A Resource for Historic Arms and Armour Collectors
A Visitor's Experience: The Metropolitan Museum of Art
An article by Chad Arnow
The Metropolitan Museum of Art is one of the most venerable museums in the United States. Formed in 1870, it moved to its current site in 1880. It houses an enormous amount of art and artifacts from throughout history and throughout the world. For visitors to and residents of New York City, it has been a destination for many years. It also houses one of the premiere collections of arms and armour in the United States, if not one of the finest in the world.
The arms and armour department was founded in 1896 and has grown through the years through purchases and donations. Some of these donations have been entire collections or large parts of them, resulting in a large, diversified, and important larger collection. The arms and armour collection's current gallery site was reopened after a renovation in 1991.
The Metropolitan Museum of Art (also know as "The Met") is on Manhattan's Upper East Side, in New York's famous Central Park. As such, it is easy to reach it by bus, subway, and taxi. The Met provides suggested donation amounts for entrance: $25 for adults, $17 for senior citizens, and $12 for students. There is no additional charge for special exhibitions, though the museum strongly urges those visiting the special exhibits to pay the full suggested amount. Paying the suggested donation is certainly worth the price in this author's opinion.
The museum is open seven days a week from 10:00 to 5:30 Sunday through Thursday and 10:00 to 9:00 Friday and Saturday. All galleries are cleared fifteen minutes prior to closing time.
Some amenities allow the visitor to save some time during their visit by taking a meal or snack onsite: the museum has a cafeteria on its lower level that should cater to every visitor. There is also an open courtyard where coffee is served.
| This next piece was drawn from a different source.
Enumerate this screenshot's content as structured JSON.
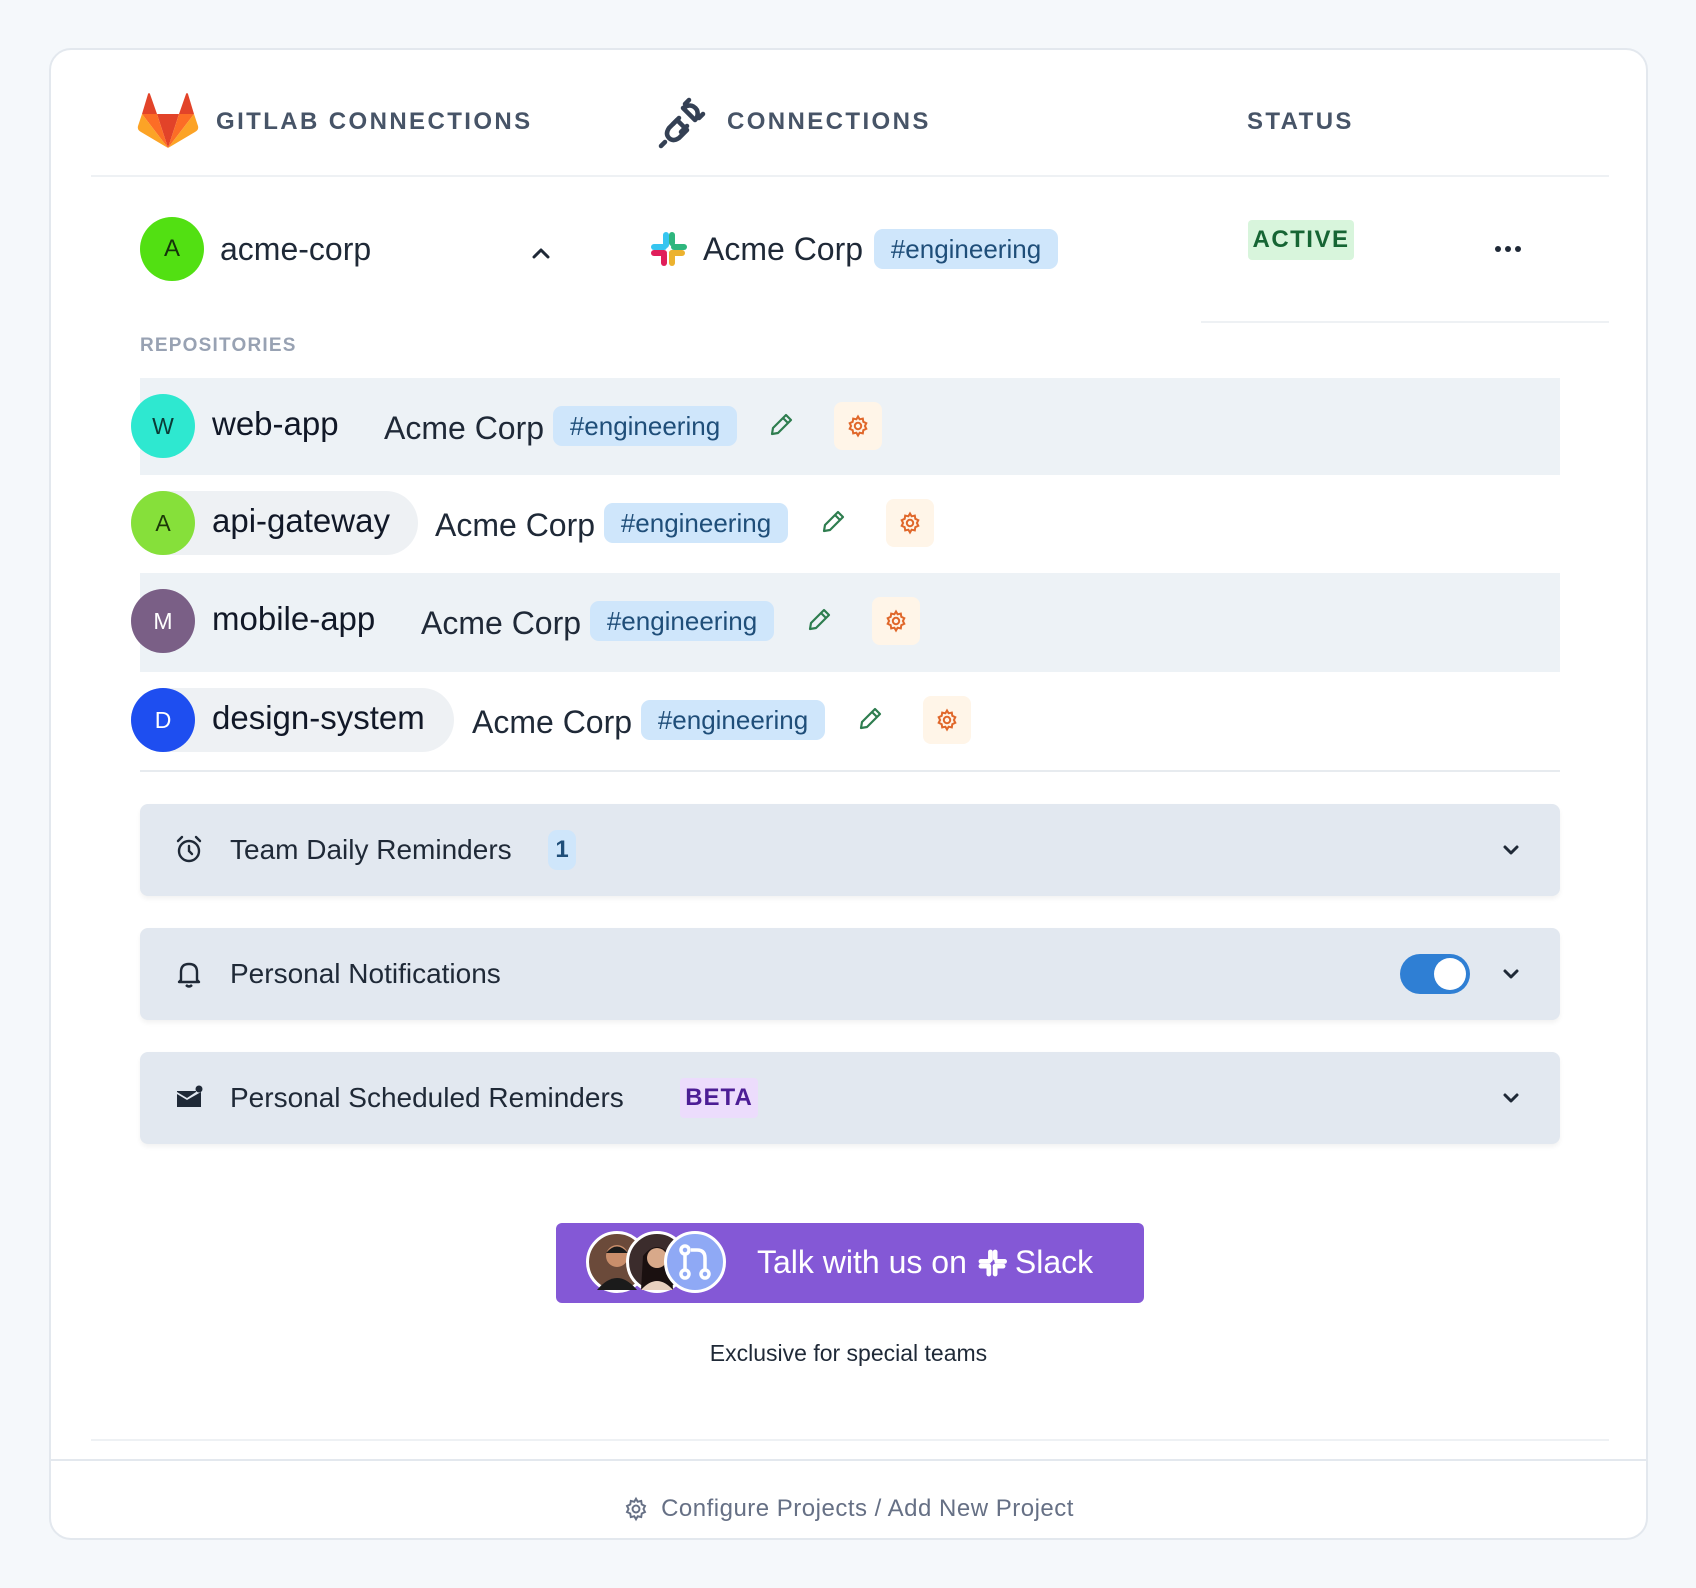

The Met allows non-flash photography in all of the permanent collection galleries where there are no signs forbidding it. Special exhibitions and items on loan may not be photographed. Use of a tripod is permitted on weekdays with a permit from the desk. For those wanting to take a lot of photographs or who prefers a quiet environment may want to time schedule a visit earlier in the day before the afternoon crowds arrive.
Viewing the Collection
The Met's collection of arms and armour resides primarily in its own section on the museum's first floor. The visitor first walks into the open, largely naturally lit Equestrian Court. This court can also be viewed from above while wandering through the musical instrument exhibit.
Other Things of Note
The Metropolitan Museum of Art is well-represented in print, with catalogues and guides dating back to the museum's founding. The arms and armour department has seen distinguished leadership, including Bashford Dean, Helmut Nickel, Stuart W. Pyhrr, and its current Curator in Charge, Pierre Terjanian. These gentlemen have authored or helped author many books on the subject as well as books on the Met's collection and special galleries.
The museum's main gift shop contains all the knick-knacks and souvenirs one would expect. In addition, though, the shop contained many of the recent publications from the arms and armour department as well as a number of other quality books on arms and armour and medieval history. Recent publications like Arms and Armor: Notable Acquisitions 1991-2002, The Armored Horse in Europe 1480-1620 (a catalogue of the exhibition noted above), and Heroic Armor of the Italian Renaissance Filippo Negroli and His Contemporaries are for sale alongside Ewart Oakeshott's Records of the Medieval Sword and publications from the The Royal Armouries, Leeds. These publications even seem reasonably priced, something not always sees at many tourist destinations. The museum gift shop has recently added the wonderful new books published by Hans Prunner Editore to its impressive lineup of offerings.
The museum houses much more than arms and armour, and visitors should try to take enough time to experience all the various offerings. Anyone with an interest in history or art will enjoy the visit, as there is so much to offer. Art and artifacts from many cultures pack the floors. I had the chance to view a special exhibition, Set in Stone: The Face in Medieval Sculpture, and was quite impressed.
Arms and armour enthusiasts should do everything in their power to visit The Metropolitan Museum of Art if they find themselves in the area. Its collection is large and varied, and filled with important, high-quality items. These items are easily viewable and their personal photography policy is liberal. On top of this, the museum is centrally located in Manhattan and easy to find. If visiting on a nice day, New York City's Central Park can be fully enjoyed as it is located behind and around the Met.
There are not too many high-quality arms and armour collection in the United States. The Met is perhaps the crown jewel of them all. Its collections should please both the arms and armour lover and any family members and friends sharing the visit.
View the full Metropolitan Museum of Art photo album
About the Author
Chad Arnow is a classical musician from the greater Cincinnati area and has had an interest in military history for many years. Though his collecting tends to focus on European weapons and armour of the High Middle Ages, he enjoys swords, knives and armour from many eras.
Additional photos can be viewed in our Metropolitan Museum of Art photo album.
Photographer: Chad Arnow